[Element data from apps and pages]
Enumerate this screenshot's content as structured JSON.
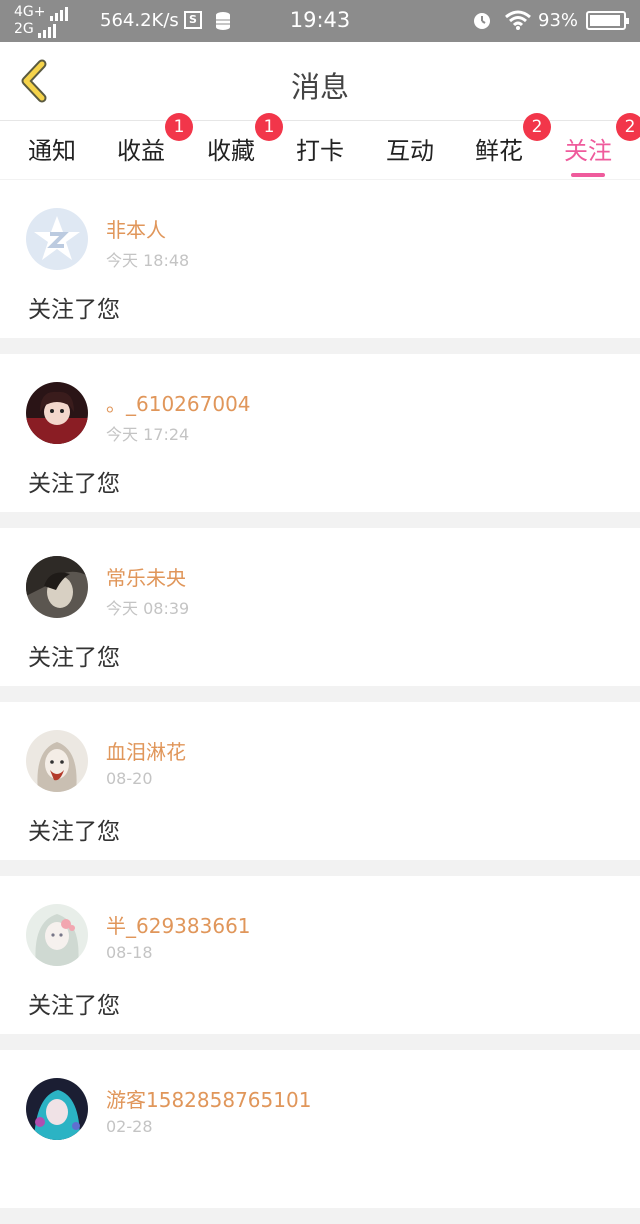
{
  "status_bar": {
    "network_1": "4G+",
    "network_2": "2G",
    "speed": "564.2K/s",
    "s_icon_label": "S",
    "time": "19:43",
    "battery_percent": "93%",
    "battery_level": 0.93
  },
  "header": {
    "title": "消息",
    "back_icon": "chevron-left-icon"
  },
  "colors": {
    "accent_pink": "#ef5b9c",
    "badge_red": "#f2364a",
    "name_orange": "#e0965a",
    "back_icon_yellow": "#f5d34a"
  },
  "tabs": [
    {
      "label": "通知",
      "badge": null,
      "active": false
    },
    {
      "label": "收益",
      "badge": "1",
      "active": false
    },
    {
      "label": "收藏",
      "badge": "1",
      "active": false
    },
    {
      "label": "打卡",
      "badge": null,
      "active": false
    },
    {
      "label": "互动",
      "badge": null,
      "active": false
    },
    {
      "label": "鲜花",
      "badge": "2",
      "active": false
    },
    {
      "label": "关注",
      "badge": "2",
      "active": true
    }
  ],
  "notifications": [
    {
      "name": "非本人",
      "time": "今天 18:48",
      "message": "关注了您",
      "avatar": "default-z-avatar"
    },
    {
      "name": "。_610267004",
      "time": "今天 17:24",
      "message": "关注了您",
      "avatar": "photo-avatar"
    },
    {
      "name": "常乐未央",
      "time": "今天 08:39",
      "message": "关注了您",
      "avatar": "photo-avatar"
    },
    {
      "name": "血泪淋花",
      "time": "08-20",
      "message": "关注了您",
      "avatar": "photo-avatar"
    },
    {
      "name": "半_629383661",
      "time": "08-18",
      "message": "关注了您",
      "avatar": "photo-avatar"
    },
    {
      "name": "游客1582858765101",
      "time": "02-28",
      "message": "",
      "avatar": "photo-avatar"
    }
  ]
}
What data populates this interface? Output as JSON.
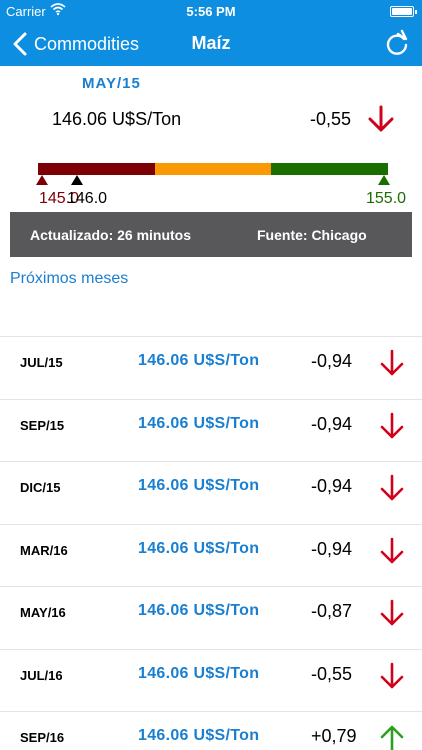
{
  "status": {
    "carrier": "Carrier",
    "time": "5:56 PM"
  },
  "nav": {
    "back_label": "Commodities",
    "title": "Maíz"
  },
  "current": {
    "month": "MAY/15",
    "price": "146.06 U$S/Ton",
    "change": "-0,55",
    "direction": "down"
  },
  "range": {
    "low_label": "145.0",
    "current_label": "146.0",
    "high_label": "155.0",
    "colors": [
      "#7d0006",
      "#f99a04",
      "#1a6e00"
    ]
  },
  "info": {
    "updated": "Actualizado: 26 minutos",
    "source": "Fuente: Chicago"
  },
  "section_title": "Próximos meses",
  "rows": [
    {
      "month": "JUL/15",
      "price": "146.06 U$S/Ton",
      "change": "-0,94",
      "direction": "down"
    },
    {
      "month": "SEP/15",
      "price": "146.06 U$S/Ton",
      "change": "-0,94",
      "direction": "down"
    },
    {
      "month": "DIC/15",
      "price": "146.06 U$S/Ton",
      "change": "-0,94",
      "direction": "down"
    },
    {
      "month": "MAR/16",
      "price": "146.06 U$S/Ton",
      "change": "-0,94",
      "direction": "down"
    },
    {
      "month": "MAY/16",
      "price": "146.06 U$S/Ton",
      "change": "-0,87",
      "direction": "down"
    },
    {
      "month": "JUL/16",
      "price": "146.06 U$S/Ton",
      "change": "-0,55",
      "direction": "down"
    },
    {
      "month": "SEP/16",
      "price": "146.06 U$S/Ton",
      "change": "+0,79",
      "direction": "up"
    }
  ],
  "colors": {
    "accent": "#0d8ee0",
    "link": "#1a7fd0",
    "down": "#d0021b",
    "up": "#2e9e1f",
    "infobar": "#58585a"
  }
}
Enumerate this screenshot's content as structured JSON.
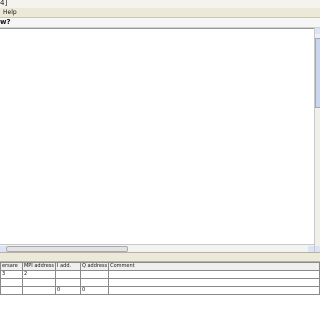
{
  "window": {
    "title": "4]"
  },
  "menubar": {
    "items": [
      {
        "label": "Help"
      }
    ]
  },
  "toolbar": {
    "prompt": "w?"
  },
  "symbol_table": {
    "columns": [
      "ersare",
      "MPI address",
      "I add.",
      "Q address",
      "Comment"
    ],
    "rows": [
      [
        "3",
        "2",
        "",
        "",
        ""
      ],
      [
        "",
        "",
        "",
        "",
        ""
      ],
      [
        "",
        "",
        "0",
        "0",
        ""
      ]
    ]
  }
}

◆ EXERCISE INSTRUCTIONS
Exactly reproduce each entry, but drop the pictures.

◆ TASK SOLUTION
Enumerate this screenshot's content as structured JSON.
{
  "status_bar": {
    "network_1": "4G+",
    "network_2": "2G",
    "speed": "564.2K/s",
    "s_icon_label": "S",
    "time": "19:43",
    "battery_percent": "93%",
    "battery_level": 0.93
  },
  "header": {
    "title": "消息",
    "back_icon": "chevron-left-icon"
  },
  "colors": {
    "accent_pink": "#ef5b9c",
    "badge_red": "#f2364a",
    "name_orange": "#e0965a",
    "back_icon_yellow": "#f5d34a"
  },
  "tabs": [
    {
      "label": "通知",
      "badge": null,
      "active": false
    },
    {
      "label": "收益",
      "badge": "1",
      "active": false
    },
    {
      "label": "收藏",
      "badge": "1",
      "active": false
    },
    {
      "label": "打卡",
      "badge": null,
      "active": false
    },
    {
      "label": "互动",
      "badge": null,
      "active": false
    },
    {
      "label": "鲜花",
      "badge": "2",
      "active": false
    },
    {
      "label": "关注",
      "badge": "2",
      "active": true
    }
  ],
  "notifications": [
    {
      "name": "非本人",
      "time": "今天 18:48",
      "message": "关注了您",
      "avatar": "default-z-avatar"
    },
    {
      "name": "。_610267004",
      "time": "今天 17:24",
      "message": "关注了您",
      "avatar": "photo-avatar"
    },
    {
      "name": "常乐未央",
      "time": "今天 08:39",
      "message": "关注了您",
      "avatar": "photo-avatar"
    },
    {
      "name": "血泪淋花",
      "time": "08-20",
      "message": "关注了您",
      "avatar": "photo-avatar"
    },
    {
      "name": "半_629383661",
      "time": "08-18",
      "message": "关注了您",
      "avatar": "photo-avatar"
    },
    {
      "name": "游客1582858765101",
      "time": "02-28",
      "message": "",
      "avatar": "photo-avatar"
    }
  ]
}
What data populates this interface? Output as JSON.
{
  "status": {
    "carrier": "Carrier",
    "time": "5:56 PM"
  },
  "nav": {
    "back_label": "Commodities",
    "title": "Maíz"
  },
  "current": {
    "month": "MAY/15",
    "price": "146.06 U$S/Ton",
    "change": "-0,55",
    "direction": "down"
  },
  "range": {
    "low_label": "145.0",
    "current_label": "146.0",
    "high_label": "155.0",
    "colors": [
      "#7d0006",
      "#f99a04",
      "#1a6e00"
    ]
  },
  "info": {
    "updated": "Actualizado: 26 minutos",
    "source": "Fuente: Chicago"
  },
  "section_title": "Próximos meses",
  "rows": [
    {
      "month": "JUL/15",
      "price": "146.06 U$S/Ton",
      "change": "-0,94",
      "direction": "down"
    },
    {
      "month": "SEP/15",
      "price": "146.06 U$S/Ton",
      "change": "-0,94",
      "direction": "down"
    },
    {
      "month": "DIC/15",
      "price": "146.06 U$S/Ton",
      "change": "-0,94",
      "direction": "down"
    },
    {
      "month": "MAR/16",
      "price": "146.06 U$S/Ton",
      "change": "-0,94",
      "direction": "down"
    },
    {
      "month": "MAY/16",
      "price": "146.06 U$S/Ton",
      "change": "-0,87",
      "direction": "down"
    },
    {
      "month": "JUL/16",
      "price": "146.06 U$S/Ton",
      "change": "-0,55",
      "direction": "down"
    },
    {
      "month": "SEP/16",
      "price": "146.06 U$S/Ton",
      "change": "+0,79",
      "direction": "up"
    }
  ],
  "colors": {
    "accent": "#0d8ee0",
    "link": "#1a7fd0",
    "down": "#d0021b",
    "up": "#2e9e1f",
    "infobar": "#58585a"
  }
}
Enumerate this screenshot's content as structured JSON.
{
  "window": {
    "title": "4]"
  },
  "menubar": {
    "items": [
      {
        "label": "Help"
      }
    ]
  },
  "toolbar": {
    "prompt": "w?"
  },
  "symbol_table": {
    "columns": [
      "ersare",
      "MPI address",
      "I add.",
      "Q address",
      "Comment"
    ],
    "rows": [
      [
        "3",
        "2",
        "",
        "",
        ""
      ],
      [
        "",
        "",
        "",
        "",
        ""
      ],
      [
        "",
        "",
        "0",
        "0",
        ""
      ]
    ]
  }
}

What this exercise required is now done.